LIFE CYCLE ENGINEERING / SUSTAINABLE MANUFACTURING: Life cycle engineering is concerned with environmental factors as they relate to design, optimization and technical considerations regarding each component of a product or process life cycle. It is not so much a quality concept. The goal of life cycle engineering is to consider the reuse and recycling of products from their earliest stage of design process. A related term, sustainable manufacturing emphasizes the need to conserving natural resources such as materials and energy through maintenance and reuse. As such, neither is this a quality related concept, but an environmental.
ROBUSTNESS IN DESIGN, MANUFACTURING PROCESSES AND MACHINERY: Robustness is a design, a process, or a system that continues to function within acceptable parameters despite variations in its environment. Such variations are considered noise, they are difficult or impossible to control, such as variations in ambient temperature and humidity, vibrations on shop floor…etc. Robustness is related to quality, the more robust a design, process or system, the higher will be the quality of products and service.
AGILE MANUFACTURING: This is a term indicating the use of the principles of lean production on a broader scale. It is ensuring flexibility (agility) in the manufacturing enterprise so that it can quickly respond to changes in product variety, demand and customer needs. It can be considered as a quality concept since it aims for customer satisfaction. Agility is achieved with machines and equipment that has built-in flexibility and reconfigurable modular structure. Other contributors to agility are advanced computer hardware & software, reduced changeover time, implementation of advanced communications systems.
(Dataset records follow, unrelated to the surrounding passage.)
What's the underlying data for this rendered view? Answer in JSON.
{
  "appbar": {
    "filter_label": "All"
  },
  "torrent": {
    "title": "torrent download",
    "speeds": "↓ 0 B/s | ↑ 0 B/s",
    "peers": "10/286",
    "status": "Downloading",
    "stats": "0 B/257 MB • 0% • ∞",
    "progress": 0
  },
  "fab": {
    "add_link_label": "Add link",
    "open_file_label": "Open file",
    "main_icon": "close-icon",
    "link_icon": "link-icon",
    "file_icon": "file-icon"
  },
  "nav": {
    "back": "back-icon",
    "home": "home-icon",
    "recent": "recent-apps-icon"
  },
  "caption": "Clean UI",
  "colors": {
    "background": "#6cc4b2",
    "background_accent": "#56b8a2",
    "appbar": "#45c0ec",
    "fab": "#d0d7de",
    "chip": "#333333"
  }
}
VALUE ADDED MANUFACTURING: Even though this is not directly related to quality management, it does have indirect effects on quality. We strive to add additional value in our production processes and services. Instead of having your products produced at many locations and suppliers, it is much more economical and better from a quality point of view to have them produced by one or only a few good suppliers. Receiving and then shipping your parts to another plant for nickel plating or anodizing will only result in increasing the chances of quality problems and add to cost. Therefore we strive to perform all the additional processes for your products, so you get a better value for your money and of course better quality due to lower risk of mistakes or damages during packaging, shipping….etc. from plant to plant. AGS-Electronics offers all the quality parts, components, assemblies and finished products you need from a single source. To minimize quality risks we also do the final packaging and labeling of your products if you want it.
COMPUTER INTEGRATED MANUFACTURING: You can find out more on this key concept for better quality on our dedicated page by clicking here.
CONCURRENT ENGINEERING: This is a systematic approach integrating the design and manufacture of products with the view toward optimizing all elements involved in the life cycle of the products. The main goals of concurrent engineering are to minimize product design and engineering changes, and the time and costs involved in taking the product from design concept to production and introduction of the product into the marketplace. Concurrent engineering does however need top management’s support, have multifunctional and interacting work teams, need to utilize state-of-the-art technologies. Even though this approach is not directly related to quality management, it does indirectly contribute to the quality in a workplace.
LEAN MANUFACTURING: You can find out more on this key concept for better quality on our dedicated page by clicking here.
FLEXIBLE MANUFACTURING: You can find out more on this key concept for better quality on our dedicated page by clicking here.